Thursday, June 20, 2024

The Cambridge Housing Authority’s Workforce Program gives education support starting in sixth grade for kids in public housing. (Photo: Cambridge Housing Authority)

The Cambridge Housing Authority’s Workforce Program that helps youths living in public housing prepare for college or a career has received a $100,000 grant from the Cummings Foundation. The grant, to be distributed over two years, will support the program while government aid has dwindled.

The Workforce Program enrolls young public housing residents starting in the sixth grade and through high school and four years of post-secondary education. It provides education enrichment, job training and college preparation and serves about 350 students a year. Almost 90 percent of participants enroll in two or four-year colleges; 73 percent of the high school class of 2017 received a post-secondary degree within five years, according to the housing authority.

The program started in 1984. In recent years the authority established a matched-savings program to help students pay for college, and the program added alumni coaches and job development specialists to help them complete a degree once they are enrolled.

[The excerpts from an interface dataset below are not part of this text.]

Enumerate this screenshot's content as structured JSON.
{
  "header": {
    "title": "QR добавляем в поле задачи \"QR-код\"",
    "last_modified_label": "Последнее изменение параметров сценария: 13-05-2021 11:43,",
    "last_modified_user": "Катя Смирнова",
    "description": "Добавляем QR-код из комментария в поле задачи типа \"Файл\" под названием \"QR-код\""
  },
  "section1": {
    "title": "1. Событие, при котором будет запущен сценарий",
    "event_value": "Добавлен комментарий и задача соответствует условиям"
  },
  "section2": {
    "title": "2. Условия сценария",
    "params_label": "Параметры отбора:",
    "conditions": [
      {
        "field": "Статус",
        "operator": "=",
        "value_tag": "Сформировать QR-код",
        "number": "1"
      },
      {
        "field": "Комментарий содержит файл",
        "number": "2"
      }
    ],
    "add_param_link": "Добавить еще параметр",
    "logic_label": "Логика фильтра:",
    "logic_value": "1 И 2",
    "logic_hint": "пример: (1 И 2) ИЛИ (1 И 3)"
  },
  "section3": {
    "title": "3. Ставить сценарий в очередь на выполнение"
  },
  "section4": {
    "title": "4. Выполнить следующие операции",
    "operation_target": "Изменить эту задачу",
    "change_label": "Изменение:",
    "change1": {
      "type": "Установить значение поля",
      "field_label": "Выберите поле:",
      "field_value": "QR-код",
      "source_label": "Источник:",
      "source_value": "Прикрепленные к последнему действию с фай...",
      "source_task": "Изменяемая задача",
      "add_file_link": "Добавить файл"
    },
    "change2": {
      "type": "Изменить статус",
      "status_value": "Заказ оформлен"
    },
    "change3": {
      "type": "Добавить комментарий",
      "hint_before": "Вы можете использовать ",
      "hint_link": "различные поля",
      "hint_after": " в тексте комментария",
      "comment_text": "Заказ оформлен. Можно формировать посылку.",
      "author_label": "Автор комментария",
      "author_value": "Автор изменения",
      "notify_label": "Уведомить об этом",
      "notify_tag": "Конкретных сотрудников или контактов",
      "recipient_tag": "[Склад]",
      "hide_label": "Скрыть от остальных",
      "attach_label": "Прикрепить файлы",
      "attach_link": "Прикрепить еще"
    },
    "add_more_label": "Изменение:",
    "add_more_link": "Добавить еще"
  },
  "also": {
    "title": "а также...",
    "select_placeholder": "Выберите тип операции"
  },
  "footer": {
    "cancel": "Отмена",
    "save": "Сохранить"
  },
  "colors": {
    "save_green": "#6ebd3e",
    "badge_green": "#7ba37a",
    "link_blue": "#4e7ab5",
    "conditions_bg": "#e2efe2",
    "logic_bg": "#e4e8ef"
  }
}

With government aid for public housing shrinking, the Workforce Program has sought to bring in more private financial support, CHA resident services director John Lindamood said. “This grant allows us to leverage other dollars and become less dependent on CHA for support,” Lindamood said. Program spokesperson Kambiz Maali said the program aims to get 60 percent of its budget from private sources. CHA was one of 140 programs in eastern Massachusetts that won a total of $25 million in grants from the Cummings Foundation this year. The foundation, based in Woburn, is a family charity that has given its largest donations to a Tufts University veterinary school that bears the family’s name.

The Workforce Program launched an endowment campaign last fall that could help the program expand, Maali said. The first donor has given $250,000 and promised to match another $250,000 in donations after the program reaches a total of $500,000 in gifts. Maali said the endowment total now stands at $600,000.